    tag: Pictaculous

The color_names key is unique to the pictaculous field type. This key should contain a comma-separated list of the named options a user can apply colors to, and are displayed in the Order Colors tab. A color palette from Pictaculous will provide five colors; color_names can contain any number of values, giving the user a chance to re-use colors, for example.

The default_colors key gives you an opportunity to supply some colors that the user may find useful, regardless of the colors found in the color palette they select. Obvious choices are black (#000000) and white (#ffffff).

To publish this field’s contents, notice that the tag has been appended with Palette, which gives access to the named colors found in a palette. The named colors are “dirified,” which means they are changed into something more “computer readable”: non-word/space characters are removed, spaces are changed to underscores, and the entire string is converted to lower-case, as in the following example:

    Background: <mt:Var name="background">
    Header: <mt:Var name="header">
    Column Background: <mt:Var name="column_background">
    Accent: <mt:Var name="accent">

Each variable outputs a hex value with a leading “#,” such as “#eba56a.” If the user has not explicitly set a value, then white (“#ffffff”) is output.
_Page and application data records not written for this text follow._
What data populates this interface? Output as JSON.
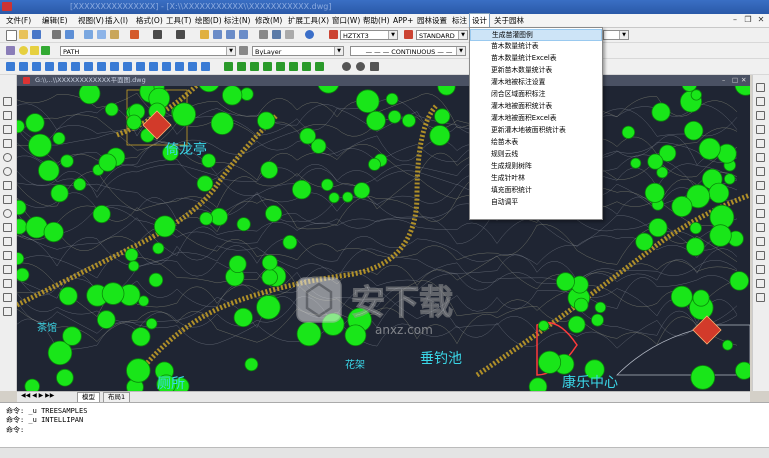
{
  "titlebar": {
    "title": "[XXXXXXXXXXXXXXX] - [X:\\\\XXXXXXXXXXX\\\\XXXXXXXXXXX.dwg]"
  },
  "menubar": {
    "items": [
      "文件(F)",
      "编辑(E)",
      "视图(V)",
      "插入(I)",
      "格式(O)",
      "工具(T)",
      "绘图(D)",
      "标注(N)",
      "修改(M)",
      "扩展工具(X)",
      "窗口(W)",
      "帮助(H)",
      "APP+",
      "园林设置",
      "标注",
      "设计",
      "关于园林"
    ]
  },
  "toolbar2": {
    "layer": "PATH"
  },
  "toolbar1": {
    "textstyle": "HZTXT3",
    "dimstyle": "STANDARD"
  },
  "properties": {
    "color": "ByLayer",
    "linetype": "CONTINUOUS"
  },
  "dropdown": {
    "items": [
      "生成苗灌图例",
      "苗木数量统计表",
      "苗木数量统计Excel表",
      "更新苗木数量统计表",
      "灌木地被标注设置",
      "闭合区域面积标注",
      "灌木地被面积统计表",
      "灌木地被面积Excel表",
      "更新灌木地被面积统计表",
      "绘苗木表",
      "规则云线",
      "生成规则树阵",
      "生成针叶林",
      "填充面积统计",
      "自动调平"
    ]
  },
  "document": {
    "tab_title": "G:\\\\...\\\\XXXXXXXXXXXX平面图.dwg"
  },
  "drawing": {
    "labels": [
      "倚龙亭",
      "茶馆",
      "垂钓池",
      "厕所",
      "康乐中心",
      "花架"
    ]
  },
  "watermark": {
    "text": "安下载",
    "sub": "anxz.com"
  },
  "layout_tabs": [
    "模型",
    "布局1"
  ],
  "command": {
    "lines": [
      "命令: _u TREESAMPLES",
      "命令: _u INTELLIPAN"
    ],
    "prompt": "命令:"
  },
  "colors": {
    "drawing_bg": "#1f2533",
    "tree_green": "#19e619",
    "pave_yellow": "#c9a227",
    "label_cyan": "#3ad7e8",
    "roof_red": "#d23a2a"
  }
}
Alternatively, RGB values can be output using the format attribute, as in the example below. Valid values are rgb and hex.

<mt:PictaculousPalette format="rgb">
    Background: <mt:Var name="background">

When outputting RGB values, a comma-separated list is published (as in 123,123,123). This makes it easy to include alpha transparency values if required.


Specify font as the field type. You will also need to specify three other keys: typefaces, sizes, and variations, each of which contains a comma-delimited list of values. This field is actually storing the data as JSON. You can supply defaults, but you’ll need to carefully craft the JSON default text (note the escaped quotes).

    label: 'Body Text Font'
    hint: 'Select a typeface and variation to use for body text.'
    type: font
    typefaces: 'Arial, Georgia, Tahoma, Verdana'
    sizes: '14,15,16,17,18,19,20,21,22,23,24,25,26,27,28'
    variations: 'Regular, Bold, Italic, Bold Italic'
    preview: 1
    default: '"[{\"typeface\":\"Tahoma\",\"size\":\"15\",\"variation\":\"Regular\"}]"'
    tag: BodyText

Note that any combination of typefaces, sizes, and variations may be used. If you want to give your user the ability to adjust only the typeface and variation, for example, simply do not supply the size key.

The preview key is optional; include it to show a preview of the font selection. Note that the preview relies upon the selected font being available to the user.

To publish the selected values, use the field’s tag followed by Font, as in the following example:

<mt:BodyTextFont><mt:Var name="typeface"> <mt:Var name="size"> <mt:Var name="variation"></mt:BodyTextFont>


Movable Type versions: 4.3


Perl Artistic


Dan Wolfgang

Dan is an engineering creative and uses his vast knowledge of the web to solve unique client problems with specialized solutions. Complex or straightforward, his focus is to find the most efficient, functional, elegant, and stable solutions for each project. 10 years in web engineering and 14 more in the print publishing industry give him a special insight to the needs, restrictions, and workflows of content publishers, both traditional and new media. Dan is an active Movable Type community member who has written and contributed to countless plugins including some of the most popular: More Custom Fields, Poll Position, and Asset Image Quality.

Twitter: @danwolfgang